About this exercise:
Find the word "location" in the data. Return every line where it appears.

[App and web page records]
■ ■ ■ ■ ■
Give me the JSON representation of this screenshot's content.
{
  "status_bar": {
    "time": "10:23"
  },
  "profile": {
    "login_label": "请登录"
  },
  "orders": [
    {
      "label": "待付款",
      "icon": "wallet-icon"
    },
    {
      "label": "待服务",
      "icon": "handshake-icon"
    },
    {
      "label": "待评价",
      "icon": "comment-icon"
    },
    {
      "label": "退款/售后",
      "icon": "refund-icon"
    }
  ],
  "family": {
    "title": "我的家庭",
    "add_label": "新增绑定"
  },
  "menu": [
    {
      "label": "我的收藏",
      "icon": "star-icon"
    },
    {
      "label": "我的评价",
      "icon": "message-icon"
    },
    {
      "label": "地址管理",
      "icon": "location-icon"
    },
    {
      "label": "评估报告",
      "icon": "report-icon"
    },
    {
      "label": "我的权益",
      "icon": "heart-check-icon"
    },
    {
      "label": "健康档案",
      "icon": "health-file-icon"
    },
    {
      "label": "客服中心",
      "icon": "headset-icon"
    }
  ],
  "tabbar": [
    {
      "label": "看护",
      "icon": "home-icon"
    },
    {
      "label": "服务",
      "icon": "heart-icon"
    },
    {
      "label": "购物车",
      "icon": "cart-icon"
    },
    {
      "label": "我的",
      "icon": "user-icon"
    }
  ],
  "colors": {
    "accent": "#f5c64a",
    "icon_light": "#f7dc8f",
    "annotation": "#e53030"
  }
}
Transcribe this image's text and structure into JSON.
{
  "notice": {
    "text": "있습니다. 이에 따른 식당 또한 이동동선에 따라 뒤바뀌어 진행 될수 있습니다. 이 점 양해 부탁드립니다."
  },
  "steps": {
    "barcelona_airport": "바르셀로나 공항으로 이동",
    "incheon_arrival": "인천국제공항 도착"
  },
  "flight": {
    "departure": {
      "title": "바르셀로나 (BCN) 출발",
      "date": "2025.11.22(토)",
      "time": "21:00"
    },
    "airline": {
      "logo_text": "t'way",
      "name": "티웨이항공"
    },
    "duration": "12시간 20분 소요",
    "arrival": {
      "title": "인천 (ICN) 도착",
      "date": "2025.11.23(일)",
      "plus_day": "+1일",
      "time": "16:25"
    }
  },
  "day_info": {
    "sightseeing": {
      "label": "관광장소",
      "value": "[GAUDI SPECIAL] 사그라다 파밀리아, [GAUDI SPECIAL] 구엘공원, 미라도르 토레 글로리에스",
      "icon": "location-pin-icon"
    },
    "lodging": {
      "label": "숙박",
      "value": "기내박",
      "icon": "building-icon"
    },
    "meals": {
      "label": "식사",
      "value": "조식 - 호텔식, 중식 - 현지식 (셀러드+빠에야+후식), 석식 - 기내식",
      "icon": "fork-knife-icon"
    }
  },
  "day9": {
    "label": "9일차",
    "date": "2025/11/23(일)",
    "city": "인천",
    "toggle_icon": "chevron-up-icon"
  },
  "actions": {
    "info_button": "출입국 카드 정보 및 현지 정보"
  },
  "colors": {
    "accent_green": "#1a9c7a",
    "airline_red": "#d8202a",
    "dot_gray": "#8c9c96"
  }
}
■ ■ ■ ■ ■
Result of this task:
      "icon": "location-icon"
      "icon": "location-pin-icon"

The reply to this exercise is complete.